We use quantum electrodynamics (QED) to investigate the possibility of radiative interference from a single laser-driven electron wave packet. Intuition gleaned from classical electrodynamics suggests that radiation from a large electron wave packet might interfere destructively when different regions of the packet oscillate out of phase with each other. We show that when the incident light is represented with a multi-mode coherent state, the relative phases of the electron's constituent momenta have no influence of the amount of scattered light. Hence, the radiation does not depend on the amount of free-particle spreading experienced by the electron before the interaction. This result is shown to hold to all orders of perturbation theory. We extend our conclusions using the Furry picture of QED, where the (now-classical) incident light pulse is treated non-perturbatively with Volkov functions. We connect our results to a first-quantized picture by comparing transition probabilities between QED and semiclassical models.
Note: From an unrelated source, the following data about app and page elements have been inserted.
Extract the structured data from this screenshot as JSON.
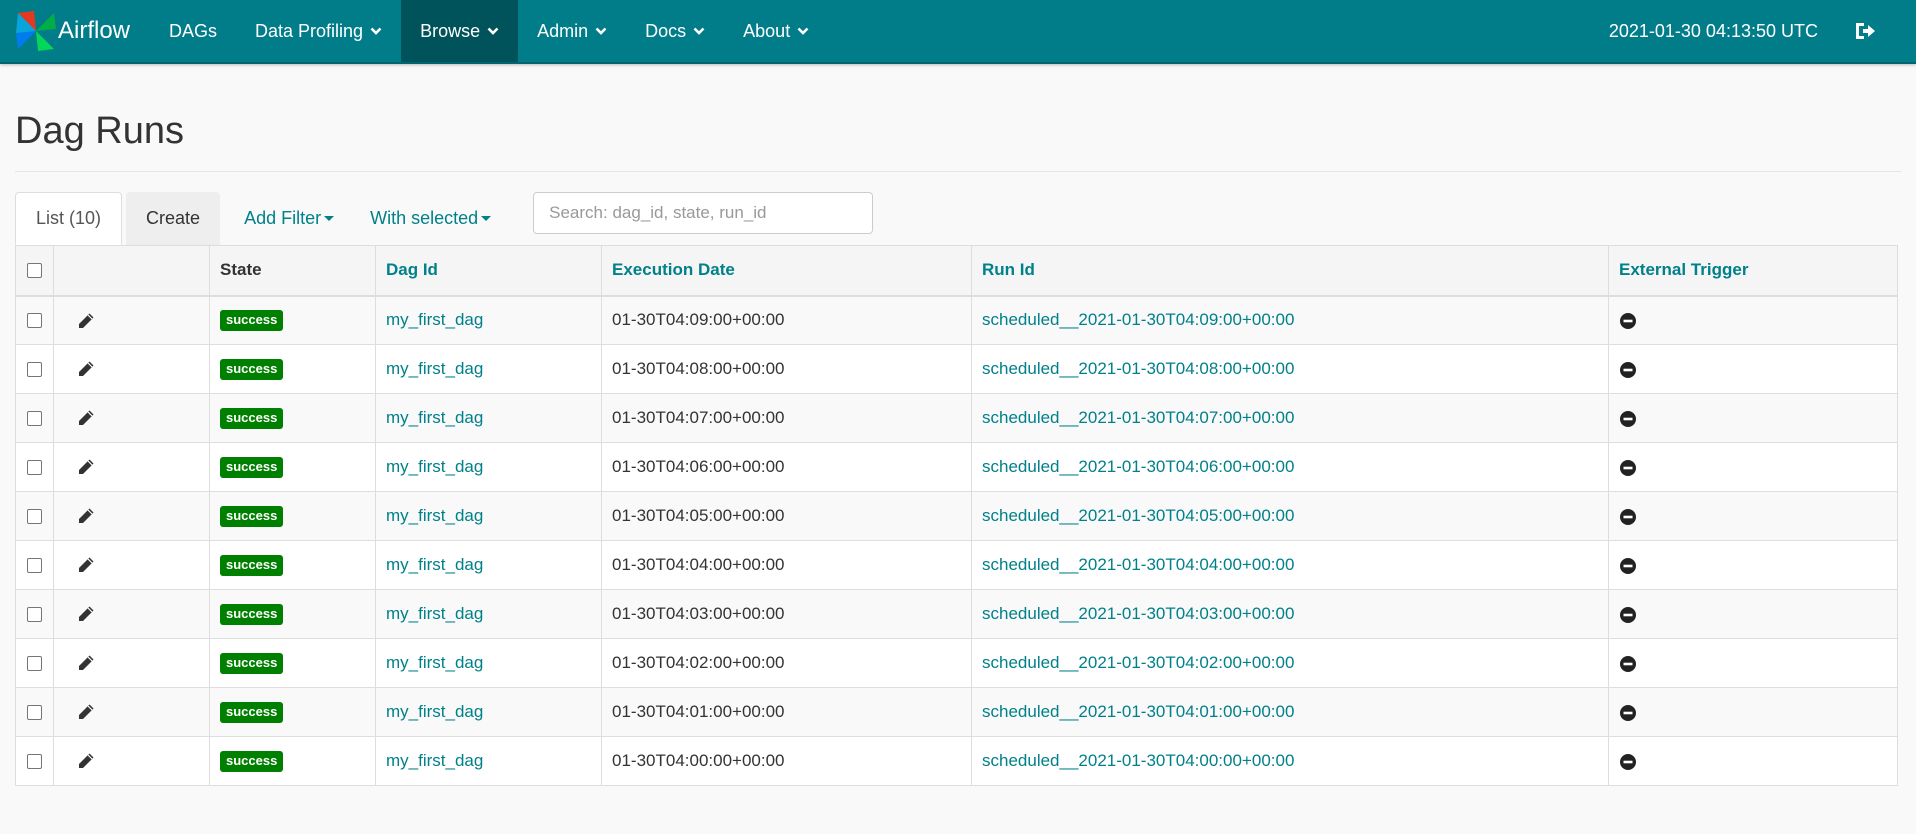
{
  "nav": {
    "brand": "Airflow",
    "items": [
      {
        "label": "DAGs",
        "dropdown": false,
        "active": false
      },
      {
        "label": "Data Profiling",
        "dropdown": true,
        "active": false
      },
      {
        "label": "Browse",
        "dropdown": true,
        "active": true
      },
      {
        "label": "Admin",
        "dropdown": true,
        "active": false
      },
      {
        "label": "Docs",
        "dropdown": true,
        "active": false
      },
      {
        "label": "About",
        "dropdown": true,
        "active": false
      }
    ],
    "clock": "2021-01-30 04:13:50 UTC",
    "logout_icon": "sign-out-icon"
  },
  "page": {
    "title": "Dag Runs"
  },
  "toolbar": {
    "list_tab": "List (10)",
    "create_tab": "Create",
    "add_filter": "Add Filter",
    "with_selected": "With selected",
    "search_placeholder": "Search: dag_id, state, run_id"
  },
  "table": {
    "headers": {
      "state": "State",
      "dag_id": "Dag Id",
      "execution_date": "Execution Date",
      "run_id": "Run Id",
      "external_trigger": "External Trigger"
    },
    "rows": [
      {
        "state": "success",
        "dag_id": "my_first_dag",
        "execution_date": "01-30T04:09:00+00:00",
        "run_id": "scheduled__2021-01-30T04:09:00+00:00"
      },
      {
        "state": "success",
        "dag_id": "my_first_dag",
        "execution_date": "01-30T04:08:00+00:00",
        "run_id": "scheduled__2021-01-30T04:08:00+00:00"
      },
      {
        "state": "success",
        "dag_id": "my_first_dag",
        "execution_date": "01-30T04:07:00+00:00",
        "run_id": "scheduled__2021-01-30T04:07:00+00:00"
      },
      {
        "state": "success",
        "dag_id": "my_first_dag",
        "execution_date": "01-30T04:06:00+00:00",
        "run_id": "scheduled__2021-01-30T04:06:00+00:00"
      },
      {
        "state": "success",
        "dag_id": "my_first_dag",
        "execution_date": "01-30T04:05:00+00:00",
        "run_id": "scheduled__2021-01-30T04:05:00+00:00"
      },
      {
        "state": "success",
        "dag_id": "my_first_dag",
        "execution_date": "01-30T04:04:00+00:00",
        "run_id": "scheduled__2021-01-30T04:04:00+00:00"
      },
      {
        "state": "success",
        "dag_id": "my_first_dag",
        "execution_date": "01-30T04:03:00+00:00",
        "run_id": "scheduled__2021-01-30T04:03:00+00:00"
      },
      {
        "state": "success",
        "dag_id": "my_first_dag",
        "execution_date": "01-30T04:02:00+00:00",
        "run_id": "scheduled__2021-01-30T04:02:00+00:00"
      },
      {
        "state": "success",
        "dag_id": "my_first_dag",
        "execution_date": "01-30T04:01:00+00:00",
        "run_id": "scheduled__2021-01-30T04:01:00+00:00"
      },
      {
        "state": "success",
        "dag_id": "my_first_dag",
        "execution_date": "01-30T04:00:00+00:00",
        "run_id": "scheduled__2021-01-30T04:00:00+00:00"
      }
    ]
  },
  "colors": {
    "navbar": "#017d8a",
    "navbar_active": "#00535b",
    "link": "#00808a",
    "success": "#008000"
  }
}
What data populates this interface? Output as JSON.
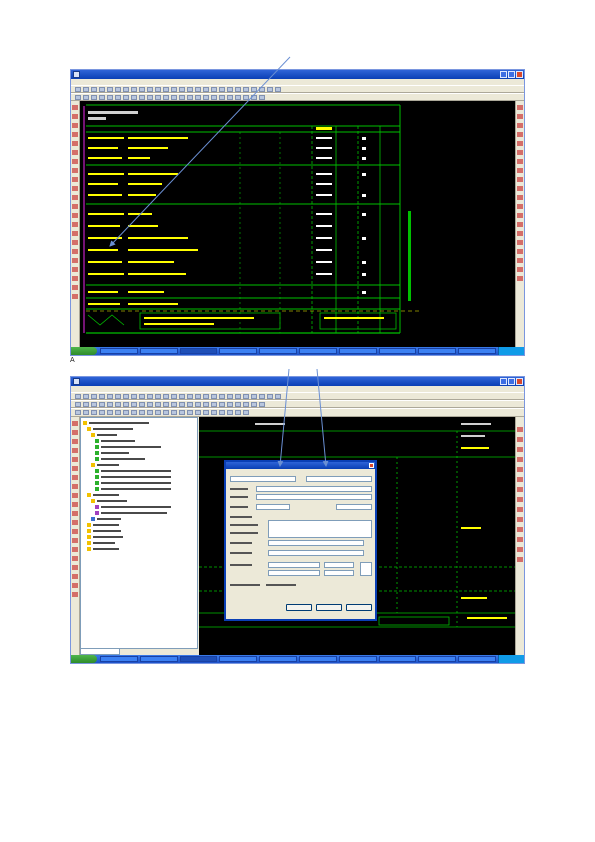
{
  "page_marker": "A",
  "screenshot_top": {
    "title": "",
    "taskbar": {
      "start_label": "",
      "clock": ""
    }
  },
  "screenshot_bottom": {
    "title": "",
    "dialog": {
      "title": ""
    },
    "tree_tab_label": "",
    "taskbar": {
      "start_label": "",
      "clock": ""
    }
  },
  "colors": {
    "xp_blue": "#0a3fb5",
    "cad_green": "#00ff00",
    "cad_yellow": "#ffff00",
    "canvas_bg": "#000000",
    "annotation_arrow": "#6a8fd3"
  },
  "icons": [
    "arrow-annotation",
    "window-close-icon",
    "start-button-icon"
  ]
}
We are able to match these probabilities by choosing the classical scattered light field to be a single mode with energy hω'.
College and Department
Physical and Mathematical Sciences; Physics and Astronomy
BYU ScholarsArchive Citation
Corson, John Purvis, "Photoemission from a Laser-Driven Electron Wave Packet" (2011). Theses and Dissertations. 3040.
Quantum Electrodynamics, Theory, Photoemission, Interference